IMDb Link:Agent J travels in time to MIB’s early years in the 1960s, to stop an alien from assassinating his friend Agent K and changing history
I was always a big fan of the Men In Black series when I was a kid, the first film was already on auto-repeat before the second film came out and then that swiftly joined the rotation. It’s been a while now and revisiting them recently shows how they reach a much bigger scale than they are clearly shot on, which is impressive, but they are nostalgic. This belated sequel is definitely just as entertaining, even if it’s hit and miss and sometimes on the fence. The hits are definitely Josh Brolin, who’s predictably fantastic as a young Tommy Lee Jones and a surprise character of which they really should’ve marketed it more heavily on as it’s rare on a blockbuster this scale that I care for a character based on cute reasons (and by care, I mean, don’t want him to die yet). This character being an ageless alien played by Michael Stuhlberg called Griffin, who's reminiscent of Robin Williams particularly his eccentric role in The Fisher King, who sees the future in two possible timelines. It wasn’t exactly original, but it was approached in exactly the right way to give the film some heart. As always, the score by Danny Elfman brings it together in a truly cinematic package and the visuals are mostly good, the makeup being better the special effects. I’m glad I saw it in 2D as the 3D trailers did not convince me at all. A definite visual improvement on the second film too, which can’t patch up its cheapness.

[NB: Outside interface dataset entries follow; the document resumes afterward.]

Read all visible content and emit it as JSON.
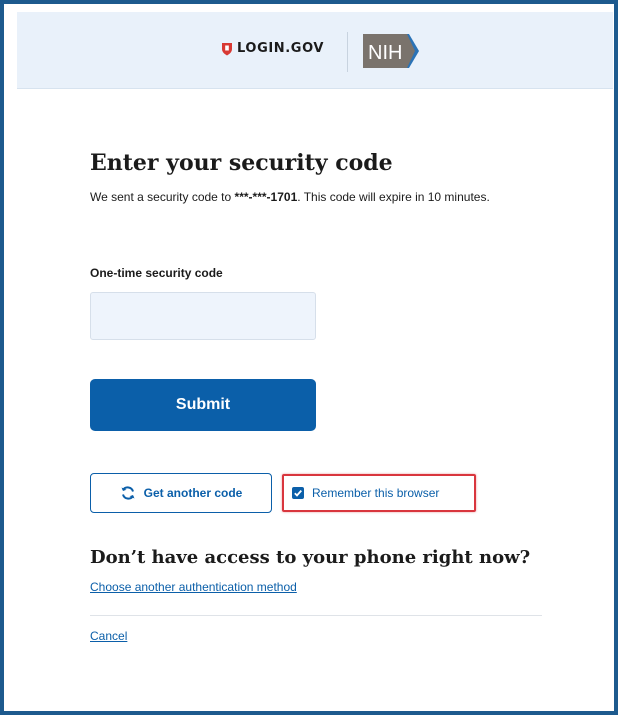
{
  "header": {
    "brand_text": "LOGIN.GOV",
    "partner_logo_text": "NIH",
    "partner_logo_color": "#7a736c",
    "partner_chevron_color": "#2b73b6",
    "shield_color": "#d83933"
  },
  "main": {
    "title": "Enter your security code",
    "description_prefix": "We sent a security code to",
    "masked_phone": "***-***-1701",
    "description_suffix": ". This code will expire in 10 minutes.",
    "field_label": "One-time security code",
    "code_value": "",
    "submit_label": "Submit",
    "another_code_label": "Get another code",
    "remember_label": "Remember this browser",
    "remember_checked": true,
    "subtitle": "Don’t have access to your phone right now?",
    "choose_method_link": "Choose another authentication method",
    "cancel_link": "Cancel"
  },
  "colors": {
    "primary": "#0b5fa9",
    "header_bg": "#e9f1fa",
    "frame_border": "#1d5a8e",
    "highlight_border": "#d9363e"
  }
}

The things that missed for me, although it did work eventually as a role reversal, now both Agents J and K are equally disgruntled, which reminded me of the agression in mainstream “R rated” comedies since The Hangover, in which all the characters are needlessly vicious and not intended for character development. It was hard to watch their relationship until Griffin came in, filling in the role J used to fill, but in a completely different way. The villain was also incredibly unconvincing. Boris The Animal, played by Jemaine Clement, which was unnecessary casting, is a mesh of all these horrific ideas that refuse to gel together coming off awkward and excessive, with his features severely lacking purpose to bring it together. Many of the scenes themselves were hit and miss themselves, with some great sequences of very efficient jokes but also cringe-worthy misses, particularly a scene featuring Bill Hader as Andy Warhol. The time travel comes off as very contrived, and there’s a ridiculous amount of plot holes here there and everywhere, but it’s not worth thinking about too hard, but it’s the sentimental twist ending that I’m truly on the fence about. While it did trigger something emotionally with me, it just didn’t ring as true, perhaps I’ll have to see if it’s part of the canon or just tacked on. They really should establish that. Either way, it was an entertaining film and that’s all it needed to be.